Isn’t it interesting that kids don’t ask this of other kids at nearly the same rate as adults? Here’s what kids say: 

Hey, do you play Minecraft? 

What’s your name?

Lets go on the swings.

Wanna play freeze tag?

Maybe adults could say those things or, in case they really don’t want to play freeze tag, here are some other ideas. 

Instead of asking, “What grade are you in?” how about these questions instead:

What’s something you are really good at?

Do you have super powers?  No? Well, if you could have a super power, what would it be?

What’s the best part of your day today so far?

What do you like better: the mountains or the beach?

Do you like horses/motorcycles/Legos?

Who is the silliest person you know?

What’s the most disgusting thing you’ve ever eaten?

Do you like to play with dolls/video games/cars/etc.?  What’s your favorite?

In memory of my Uncle Fred:  How’s the wife and kids? 

What is the strangest sound you could possibly make?

Say, have you ever met the President of the United States/Olaf the Snowman/any minions?

Do you have any pets?

What’s your favorite animal/color/etc.?

I’m taking a survey. I think kids should get to stay up as late as they want and parents should have to go to bed early. What’s your opinion?

What would you add to this list? What other ways can we engage with kids in fun, interesting, and playful ways?

50 Ideas for an Organized Homeschool

It’s that time of year:  Time to get ready for fall homeschooling. Even if you don’t start your homeschool year in the fall, many of the kids activities get going at this time of year and it’s the best time to buy school supplies on the cheap.  Here are 50 great ideas for an organized homeschool:   books, curriculum, paper, supplies, homeschool rooms and learning spaces–we’ve got it all covered!

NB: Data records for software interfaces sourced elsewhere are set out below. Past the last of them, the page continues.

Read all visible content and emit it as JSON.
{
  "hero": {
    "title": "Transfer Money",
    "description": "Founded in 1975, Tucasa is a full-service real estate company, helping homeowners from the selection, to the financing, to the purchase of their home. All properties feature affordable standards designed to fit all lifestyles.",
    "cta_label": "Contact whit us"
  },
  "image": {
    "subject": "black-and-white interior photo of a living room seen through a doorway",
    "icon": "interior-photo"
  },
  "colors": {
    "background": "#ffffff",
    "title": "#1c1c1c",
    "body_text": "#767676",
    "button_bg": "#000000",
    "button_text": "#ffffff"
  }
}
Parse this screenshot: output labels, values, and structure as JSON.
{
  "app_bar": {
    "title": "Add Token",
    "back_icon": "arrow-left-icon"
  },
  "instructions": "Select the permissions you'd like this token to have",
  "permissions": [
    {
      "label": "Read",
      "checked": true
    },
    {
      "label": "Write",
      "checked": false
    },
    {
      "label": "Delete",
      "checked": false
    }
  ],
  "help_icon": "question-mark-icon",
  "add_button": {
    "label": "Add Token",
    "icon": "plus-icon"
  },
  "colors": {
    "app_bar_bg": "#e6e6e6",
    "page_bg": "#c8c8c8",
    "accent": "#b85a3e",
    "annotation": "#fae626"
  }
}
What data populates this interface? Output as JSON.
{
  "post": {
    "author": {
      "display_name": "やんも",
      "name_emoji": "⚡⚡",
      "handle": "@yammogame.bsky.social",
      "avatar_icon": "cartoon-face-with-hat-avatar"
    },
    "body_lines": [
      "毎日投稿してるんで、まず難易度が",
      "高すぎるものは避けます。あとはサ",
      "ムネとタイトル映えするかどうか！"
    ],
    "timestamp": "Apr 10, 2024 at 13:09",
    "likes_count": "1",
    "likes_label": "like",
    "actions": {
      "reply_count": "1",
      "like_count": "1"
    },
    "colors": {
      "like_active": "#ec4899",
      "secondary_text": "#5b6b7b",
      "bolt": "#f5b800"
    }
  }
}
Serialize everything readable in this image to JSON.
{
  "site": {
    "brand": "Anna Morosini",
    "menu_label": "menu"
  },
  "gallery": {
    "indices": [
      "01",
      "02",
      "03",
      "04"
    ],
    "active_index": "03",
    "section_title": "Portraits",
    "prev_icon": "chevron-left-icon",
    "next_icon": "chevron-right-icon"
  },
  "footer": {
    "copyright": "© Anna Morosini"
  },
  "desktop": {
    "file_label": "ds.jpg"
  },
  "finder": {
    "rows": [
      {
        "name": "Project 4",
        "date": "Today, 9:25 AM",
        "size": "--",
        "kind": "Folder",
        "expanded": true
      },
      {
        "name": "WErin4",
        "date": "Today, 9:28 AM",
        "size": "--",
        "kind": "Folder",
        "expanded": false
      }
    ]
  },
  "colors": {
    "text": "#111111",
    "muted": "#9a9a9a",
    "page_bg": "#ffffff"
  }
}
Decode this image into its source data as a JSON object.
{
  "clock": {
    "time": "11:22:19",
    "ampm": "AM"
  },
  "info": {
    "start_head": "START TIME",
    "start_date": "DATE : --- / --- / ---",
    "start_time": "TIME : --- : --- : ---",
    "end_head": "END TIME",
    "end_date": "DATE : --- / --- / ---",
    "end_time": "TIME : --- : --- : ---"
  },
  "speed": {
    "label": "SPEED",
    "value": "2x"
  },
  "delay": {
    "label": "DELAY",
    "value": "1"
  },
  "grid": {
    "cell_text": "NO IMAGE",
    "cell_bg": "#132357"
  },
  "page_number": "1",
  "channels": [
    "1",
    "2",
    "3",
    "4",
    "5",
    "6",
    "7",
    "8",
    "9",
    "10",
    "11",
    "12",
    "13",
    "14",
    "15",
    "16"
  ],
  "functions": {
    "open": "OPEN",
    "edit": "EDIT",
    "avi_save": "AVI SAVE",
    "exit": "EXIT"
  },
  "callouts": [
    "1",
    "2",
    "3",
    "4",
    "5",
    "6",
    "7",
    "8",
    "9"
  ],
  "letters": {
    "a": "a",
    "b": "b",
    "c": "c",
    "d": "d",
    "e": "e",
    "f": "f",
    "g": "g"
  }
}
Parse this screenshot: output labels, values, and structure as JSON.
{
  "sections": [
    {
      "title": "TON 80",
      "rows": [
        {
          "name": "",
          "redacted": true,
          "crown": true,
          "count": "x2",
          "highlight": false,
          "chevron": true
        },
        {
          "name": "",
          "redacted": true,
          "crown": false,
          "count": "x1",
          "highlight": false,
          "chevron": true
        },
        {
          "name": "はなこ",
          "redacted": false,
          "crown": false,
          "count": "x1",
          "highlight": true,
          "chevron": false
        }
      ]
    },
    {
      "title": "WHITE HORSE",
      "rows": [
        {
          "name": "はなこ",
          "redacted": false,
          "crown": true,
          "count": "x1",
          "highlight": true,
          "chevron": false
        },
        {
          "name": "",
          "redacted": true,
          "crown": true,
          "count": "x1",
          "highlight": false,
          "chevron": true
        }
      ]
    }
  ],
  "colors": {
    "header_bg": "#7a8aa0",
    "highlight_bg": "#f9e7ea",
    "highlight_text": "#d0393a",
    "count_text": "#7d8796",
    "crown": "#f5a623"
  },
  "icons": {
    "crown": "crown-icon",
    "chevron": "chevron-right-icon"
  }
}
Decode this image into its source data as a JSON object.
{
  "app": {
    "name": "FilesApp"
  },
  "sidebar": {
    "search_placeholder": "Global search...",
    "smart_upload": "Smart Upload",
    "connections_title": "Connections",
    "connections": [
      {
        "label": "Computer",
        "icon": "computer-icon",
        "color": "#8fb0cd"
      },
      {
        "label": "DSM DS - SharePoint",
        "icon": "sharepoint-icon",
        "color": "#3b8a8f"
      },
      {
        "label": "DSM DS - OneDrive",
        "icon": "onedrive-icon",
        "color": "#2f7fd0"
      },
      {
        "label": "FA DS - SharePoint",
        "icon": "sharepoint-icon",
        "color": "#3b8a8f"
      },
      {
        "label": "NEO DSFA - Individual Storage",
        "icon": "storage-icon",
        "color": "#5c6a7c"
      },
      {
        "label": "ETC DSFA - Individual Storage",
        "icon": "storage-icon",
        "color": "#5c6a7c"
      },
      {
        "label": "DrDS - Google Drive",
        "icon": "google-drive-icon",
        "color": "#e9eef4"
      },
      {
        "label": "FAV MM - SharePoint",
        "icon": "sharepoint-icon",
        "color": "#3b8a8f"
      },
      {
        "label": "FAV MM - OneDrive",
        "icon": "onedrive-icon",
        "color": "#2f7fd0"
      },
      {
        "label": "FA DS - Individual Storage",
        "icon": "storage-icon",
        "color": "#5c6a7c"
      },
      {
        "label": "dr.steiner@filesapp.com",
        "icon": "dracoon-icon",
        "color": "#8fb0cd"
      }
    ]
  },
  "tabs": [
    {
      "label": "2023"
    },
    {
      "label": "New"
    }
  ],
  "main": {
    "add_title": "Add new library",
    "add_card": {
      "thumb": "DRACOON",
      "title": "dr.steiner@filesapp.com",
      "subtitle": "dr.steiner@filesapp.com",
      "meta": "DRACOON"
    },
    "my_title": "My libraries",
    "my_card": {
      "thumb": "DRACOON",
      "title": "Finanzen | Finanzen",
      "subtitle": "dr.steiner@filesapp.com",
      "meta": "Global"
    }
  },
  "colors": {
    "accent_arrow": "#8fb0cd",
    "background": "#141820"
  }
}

How to organize your homeschool:  50 Ideas

 

Organize Your Homeschool Room and the Places Where You Learn

Organize Your School Supplies 

[Read more...]